Ritualistic Horror: The Cremation of Care
The most bizarre moment in the Bohemian Club's annual gathering usually occurs on Saturday, when members gather before a gigantic stone owl and perform a play entitled The Cremation of Care. During this event, a mock sacrifice occurs. A gangly human effigy is sacrificed and burned. Ostensibly, this occurrence symbolizes the destruction of the earthly ties that normally bind Grove members, also implied in their slogan, "Weaving spiders come not here."
Unsurprisingly, this faux cremation is the source of many unsettling legends. It's easy to believe the power elite are devils, when they are howling along to occult rituals.
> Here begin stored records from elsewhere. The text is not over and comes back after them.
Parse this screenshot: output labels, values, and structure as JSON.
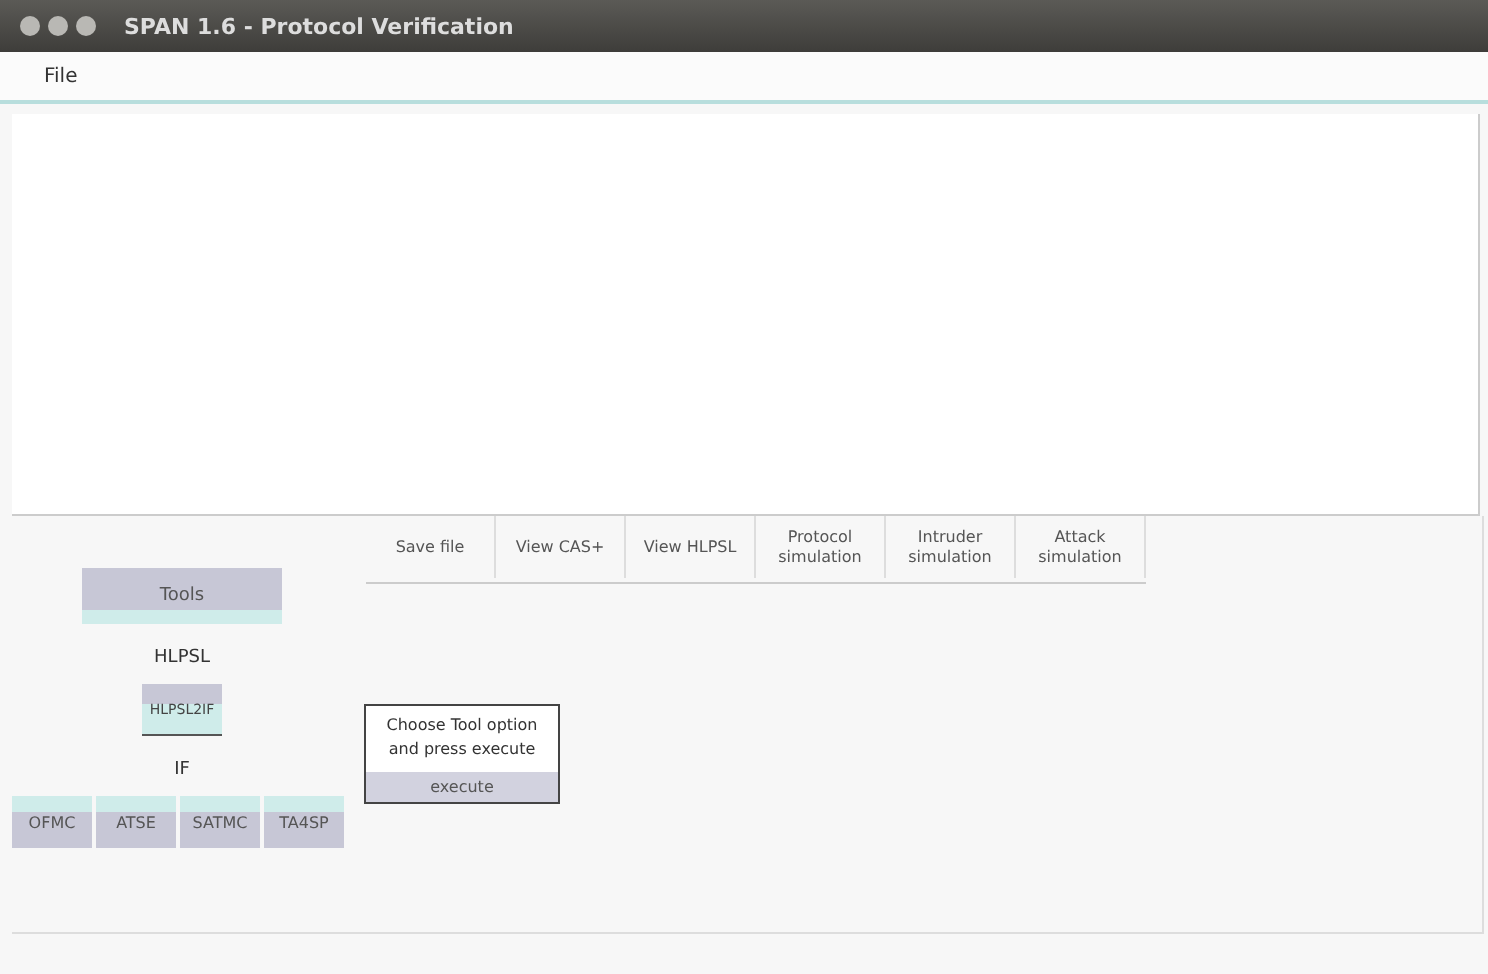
{
  "window": {
    "title": "SPAN 1.6 - Protocol Verification"
  },
  "menu": [
    "File"
  ],
  "actions": [
    "Save file",
    "View CAS+",
    "View HLPSL",
    "Protocol simulation",
    "Intruder simulation",
    "Attack simulation"
  ],
  "tools": {
    "header": "Tools",
    "source": "HLPSL",
    "translator": "HLPSL2IF",
    "target": "IF",
    "backends": [
      "OFMC",
      "ATSE",
      "SATMC",
      "TA4SP"
    ]
  },
  "execute_panel": {
    "message": "Choose Tool option and press execute",
    "button": "execute"
  }
}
There's certainly a wild and immature element to the whoops and hollers captured in scenes from the Cremation of Care, recorded when a notable conspiracy theorist named Alex Jones infiltrated the group in 2000. The full elusive taping was later made into the film Dark Secrets Inside Bohemian Grove, but the Cremation of Care ceremony is undeniably the creepiest part.
Conspiracy or not, we have the makings of a weirdly Lovecraftian performance occurring in the real world. The cultists, rather than being inbred goons from the Louisiana Bayou, are global leaders. It's one thing to listen to drunken nobodies gibbering as though they were at Great Cthulhu's talons, rather than a giant owl's, but hearing it come from society's supposed cream-of-the-crop is exceptionally eerie.
Bohemian Grove and the Weird
The Cremation of Care ceremony isn't the only Bohemian Club aspect related to supernatural literature. The entire event glows with an uncanny atmosphere best received in the pages of Lovecraft, Poe, or Machen. It's ultimately the Grove's lingering mysteriousness that causes it to look and feel so strange. Secrecy also breeds monsters, even very human ones, and perceptions of malevolence.
Atmosphere aside, the Bohemian Club's exclusive products share a similarity with weird fiction books too. Anyone acquainted with the literary horror genre knows how pricey and scarce certain story collections and novels can be. Likewise for limited edition plays, yearbooks, and other publications issued by the Club to its members. Don't be surprised to see rare copies of these items floating around E-bay and booksellers for thousands of dollars.
What really happens at the Bohemian Grove every July is only known to the attendees, and very few of them are talking. The annual gathering is a blessing and a curse for seekers after real world weirdness. The rituals and the covert shadows prove that highly unusual and creepy happenings arrive in this world. However, their unknown nature drives fear and closet admiration for lovers of the strange aesthetic.